But perhaps most importantly, Kipchoge has come to realise that breaking that mythical two-hour barrier is truly within the realms of human achievement.
The great man’s coach, Patrick Sang, faced the media on Friday afternoon and explained the lessons learned from that Herculean attempt two years ago.
“We’re learning more every week and we learnt a lot from Monza,” Sang reflected with a precision to each word. “It’s given the confidence to believe even more that it’s possible.
“The fundamentals for all the preparations for major events are the same as before. But the way I see it, he believes more in himself that he is ready to do it. That sort of belief, you can’t quantify it.”
Pacemaker Lagat inspired by Monza
One man who joined Kipchoge on the Monza tarmac in 2017 was double world champion Bernard Lagat, who will feature on the Viennese streets as an arrowhead for one of the pacemaking groups.
The American admitted that he couldn’t sleep after ‘Breaking2’ and that those dastardly 25 seconds – less than 200 metres in practice – have both haunted and inspired him ever since.
“I did not sleep that night,” Lagat admitted through a smile. “In fact, I had a beer a little bit later! Just one to celebrate and then I thought: ‘he did what? 2:00.25?’

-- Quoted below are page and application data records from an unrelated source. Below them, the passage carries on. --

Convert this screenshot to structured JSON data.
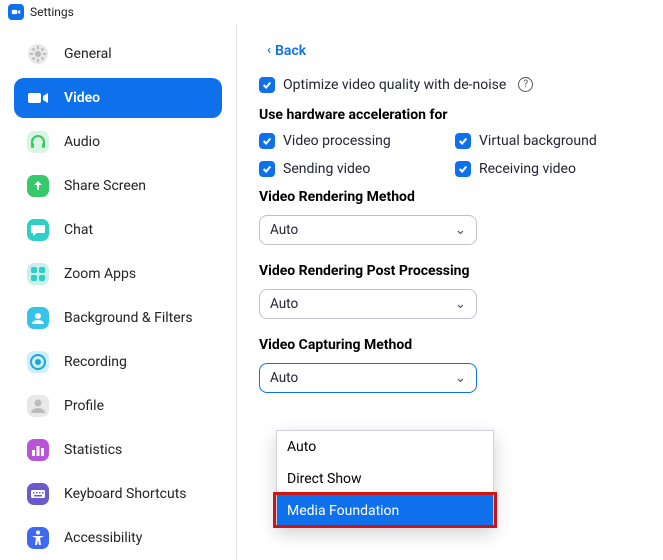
{
  "window": {
    "title": "Settings"
  },
  "sidebar": {
    "items": [
      {
        "label": "General"
      },
      {
        "label": "Video"
      },
      {
        "label": "Audio"
      },
      {
        "label": "Share Screen"
      },
      {
        "label": "Chat"
      },
      {
        "label": "Zoom Apps"
      },
      {
        "label": "Background & Filters"
      },
      {
        "label": "Recording"
      },
      {
        "label": "Profile"
      },
      {
        "label": "Statistics"
      },
      {
        "label": "Keyboard Shortcuts"
      },
      {
        "label": "Accessibility"
      }
    ],
    "active_index": 1
  },
  "content": {
    "back_label": "Back",
    "optimize_label": "Optimize video quality with de-noise",
    "hw_accel_heading": "Use hardware acceleration for",
    "hw_accel": {
      "video_processing": "Video processing",
      "virtual_background": "Virtual background",
      "sending_video": "Sending video",
      "receiving_video": "Receiving video"
    },
    "rendering_method_heading": "Video Rendering Method",
    "rendering_method_value": "Auto",
    "post_processing_heading": "Video Rendering Post Processing",
    "post_processing_value": "Auto",
    "capturing_method_heading": "Video Capturing Method",
    "capturing_method_value": "Auto",
    "capturing_method_options": [
      "Auto",
      "Direct Show",
      "Media Foundation"
    ],
    "capturing_method_highlight_index": 2
  }
}
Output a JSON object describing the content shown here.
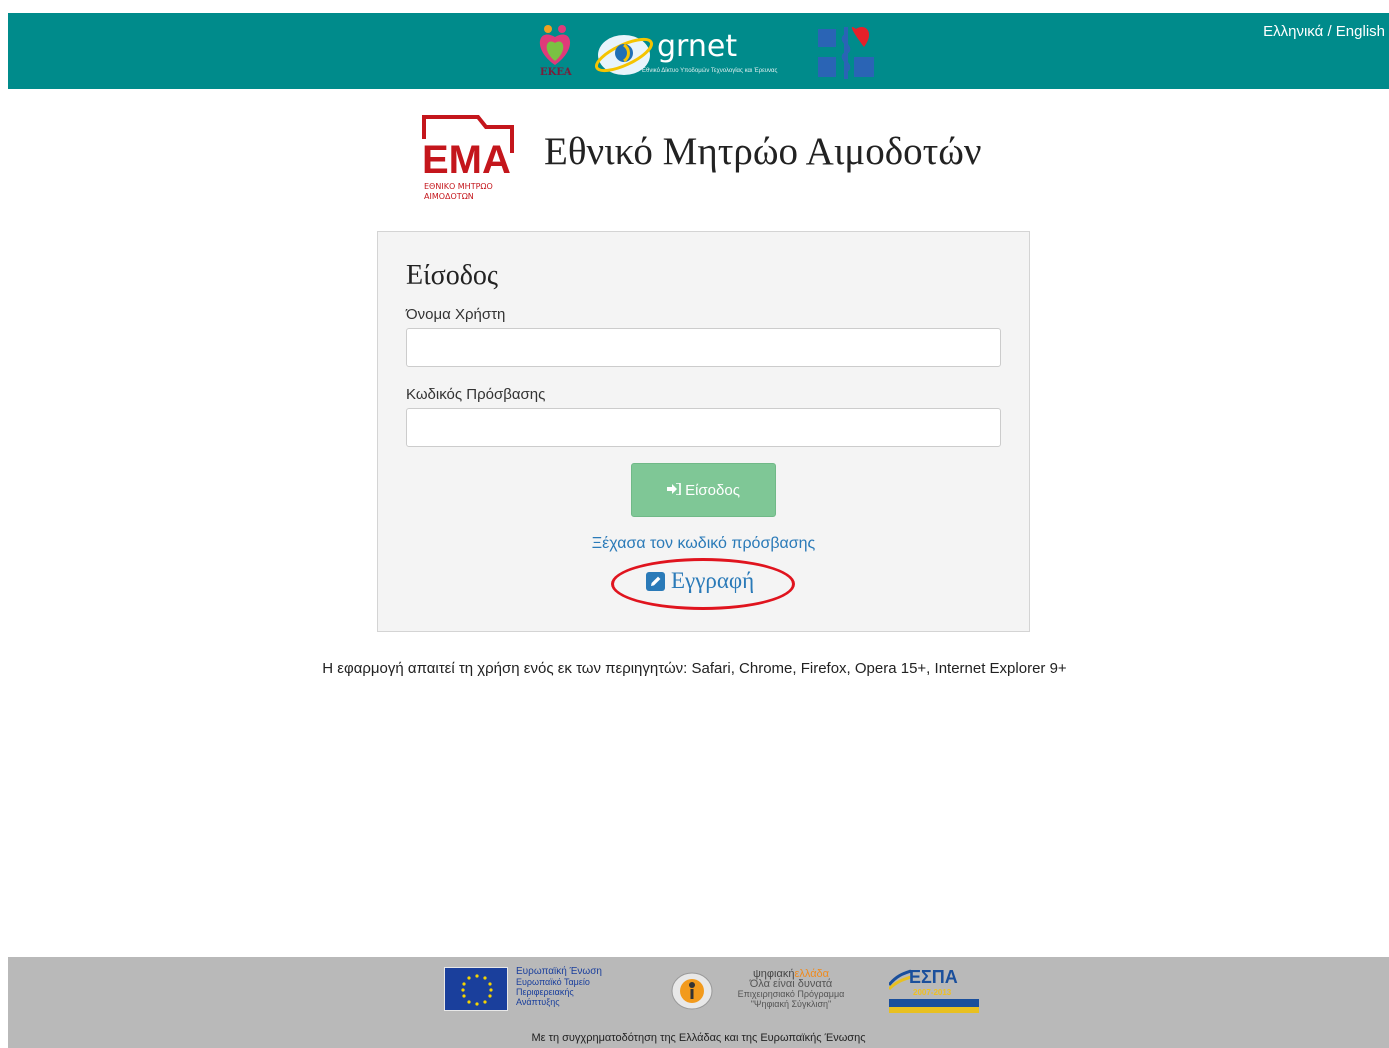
{
  "header": {
    "language_switch": "Ελληνικά / English",
    "lang_greek": "Ελληνικά",
    "lang_sep": " / ",
    "lang_english": "English",
    "ekea_logo_text": "ΕΚΕΑ",
    "grnet_logo_text": "grnet",
    "grnet_subtitle": "Εθνικό Δίκτυο Υποδομών Τεχνολογίας και Έρευνας"
  },
  "brand": {
    "title": "Εθνικό Μητρώο Αιμοδοτών",
    "logo_text": "ΕΜΑ",
    "logo_subtext_1": "ΕΘΝΙΚΟ ΜΗΤΡΩΟ",
    "logo_subtext_2": "ΑΙΜΟΔΟΤΩΝ"
  },
  "login": {
    "title": "Είσοδος",
    "username_label": "Όνομα Χρήστη",
    "username_value": "",
    "password_label": "Κωδικός Πρόσβασης",
    "password_value": "",
    "submit_label": "Είσοδος",
    "forgot_link": "Ξέχασα τον κωδικό πρόσβασης",
    "register_link": "Εγγραφή"
  },
  "browser_notice": "Η εφαρμογή απαιτεί τη χρήση ενός εκ των περιηγητών: Safari, Chrome, Firefox, Opera 15+, Internet Explorer 9+",
  "footer": {
    "eu_line1": "Ευρωπαϊκή Ένωση",
    "eu_line2": "Ευρωπαϊκό Ταμείο",
    "eu_line3": "Περιφερειακής",
    "eu_line4": "Ανάπτυξης",
    "digital_line1_a": "ψηφιακή",
    "digital_line1_b": "ελλάδα",
    "digital_line2": "Όλα είναι δυνατά",
    "digital_line3": "Επιχειρησιακό Πρόγραμμα",
    "digital_line4": "\"Ψηφιακή Σύγκλιση\"",
    "espa_title": "ΕΣΠΑ",
    "espa_years": "2007-2013",
    "caption": "Με τη συγχρηματοδότηση της Ελλάδας και της Ευρωπαϊκής Ένωσης"
  },
  "colors": {
    "header_bg": "#008b8b",
    "button_bg": "#7fc796",
    "link": "#2a7ab8",
    "highlight_ellipse": "#e0141e",
    "ema_red": "#c4161c"
  }
}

“Some people might think: ‘that’s not achieving what he set out to do,’ but to me, he really nailed it. It’s just a matter of when you see those 25 seconds, but that is so close. He inspired me so much.”
‘We’re helping him help the sport’
And this is more than just a numbers game.
As the typically spunky Henrik Ingebrigsten kindly reminded us all, Saturday morning’s attempt at history has the chance to splash athletics across the world’s back-pages for a positive reason.
It would be the Roger Bannister moment of our time and the Norwegian pacemaker was keen to reiterate that, deep-down, Kipchoge is running for the sport as opposed to simply himself.
“We’re helping him help the sport,” Ingebrigsten eloquently put. “He’s not doing this for himself. It’s not his wish to be the first person to break two hours, he wants the marathon to be a better event.
“That’s what we’re doing, we’re trying to make the sport better. We’re all working together with that thought in mind: to help the sport improve and grow into something even better than it is today.”
History beckons in Vienna
The stage is set. The man himself is ready to run the roads, innumerable resources have been assembled and everything has been tailored for optimal speed.
Vienna’s Prater is most famous for the 1949 film The Third Man but, in less than 24 hour’s time, it’s autumnal allies may well be immortalised by Kipchoge becoming the first man to break two.